'I was nervous. Still am nervous.'
Hannah Burchard is a patient care technician in the COVID-19 unit at Trident Medical Center in North Charleston.
"My dad actually passed away from cancer a year and a half ago and ever since I took care of him, along with my grandparents, I fell in love with helping people and being able to be there when their families aren’t.
"I’ve been on second-floor oncology since I started here and our floor just happened to get turned into a COVID unit. I definitely threw fits at times, like ‘I don’t want to be here! I’m going to catch it!’
"I was scared. It's turned into a normal thing now. It’s weird. It’s like an everyday thing. I’m always on that floor. I don’t get floated to other floors or units. But I was nervous. Still am nervous, but I’ve become more comfortable and confident. There are people who’ve come from other floors, who don’t work with the COVID patients, and I have to say, ‘Woah, woah, woah.

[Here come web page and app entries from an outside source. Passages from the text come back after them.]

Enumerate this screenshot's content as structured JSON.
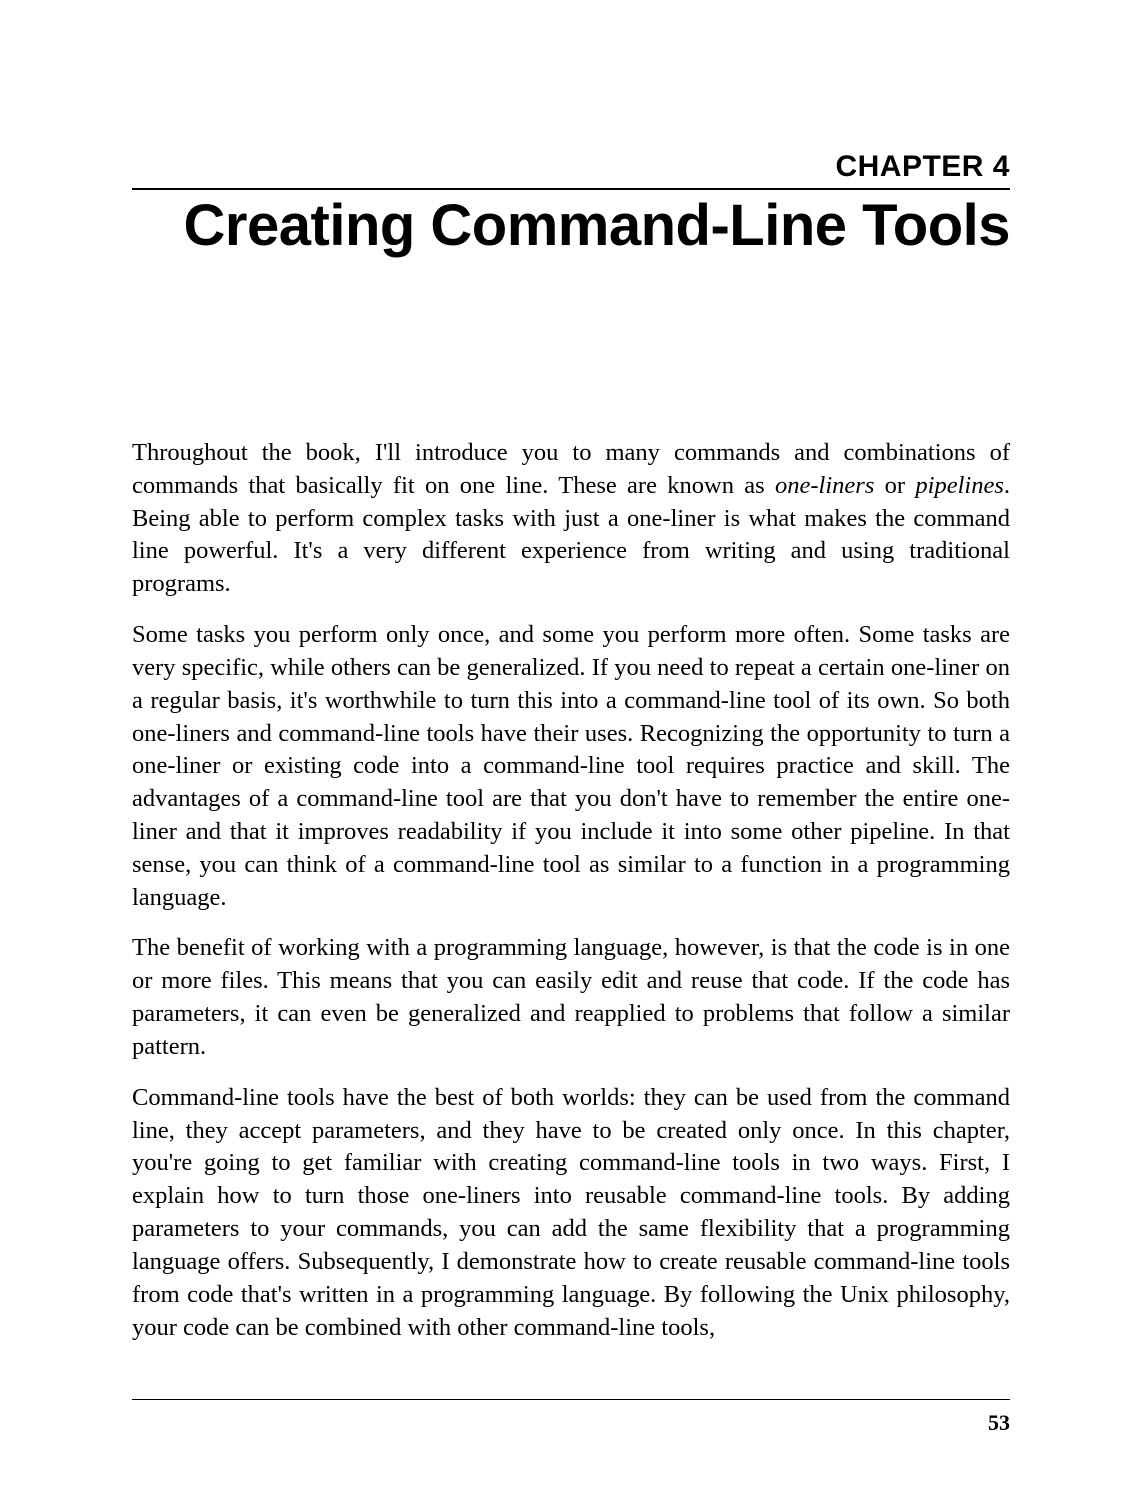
{
  "chapter": {
    "label": "CHAPTER 4",
    "title": "Creating Command-Line Tools"
  },
  "paragraphs": {
    "p1_a": "Throughout the book, I'll introduce you to many commands and combinations of commands that basically fit on one line. These are known as ",
    "p1_em1": "one-liners",
    "p1_b": " or ",
    "p1_em2": "pipelines",
    "p1_c": ". Being able to perform complex tasks with just a one-liner is what makes the com­mand line powerful. It's a very different experience from writing and using traditional programs.",
    "p2": "Some tasks you perform only once, and some you perform more often. Some tasks are very specific, while others can be generalized. If you need to repeat a certain one-liner on a regular basis, it's worthwhile to turn this into a command-line tool of its own. So both one-liners and command-line tools have their uses. Recognizing the opportunity to turn a one-liner or existing code into a command-line tool requires practice and skill. The advantages of a command-line tool are that you don't have to remember the entire one-liner and that it improves readability if you include it into some other pipeline. In that sense, you can think of a command-line tool as similar to a function in a programming language.",
    "p3": "The benefit of working with a programming language, however, is that the code is in one or more files. This means that you can easily edit and reuse that code. If the code has parameters, it can even be generalized and reapplied to problems that follow a similar pattern.",
    "p4": "Command-line tools have the best of both worlds: they can be used from the com­mand line, they accept parameters, and they have to be created only once. In this chapter, you're going to get familiar with creating command-line tools in two ways. First, I explain how to turn those one-liners into reusable command-line tools. By adding parameters to your commands, you can add the same flexibility that a pro­gramming language offers. Subsequently, I demonstrate how to create reusable command-line tools from code that's written in a programming language. By follow­ing the Unix philosophy, your code can be combined with other command-line tools,"
  },
  "page_number": "53"
}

Stop. This is what you need to do. These are the protocols.’"
'It kind of broke my heart.'
Haylee Seidenberg is a charge nurse in the emergency room at Trident Medical Center.
"It’s been really challenging. It’s been really difficult. But I don’t think that nurses have ever felt so supported in their lives. It’s been rewarding in some sense, kind of getting the recognition that we don’t always get. It’s been nice to hear ‘thank yous.’ But it comes at a cost.
"The holidays were really difficult. I worked Christmas Eve and Christmas Day. That was really hard because people don’t come in on the holidays unless they absolutely have to. They’re hard to work anyway, but it was extremely difficult because we had a lot of really sick patients come in on Christmas, specifically. It’s a holiday. Most of their families couldn’t be with them. It was just really sad. It kind of broke my heart. For selfish reasons, too. I wanted to be with my family and couldn’t.
"It comes in waves. There are some days where it’s just, ‘I don’t know if I can come back tomorrow. I don’t know if I can take another loss. I don’t know if I can keep working this hard and this hard.’ And some days, it’s like ‘I did a really good job today. I actually helped somebody.’
"It’s overwhelming. Every day, you feel a sense of overwhelming."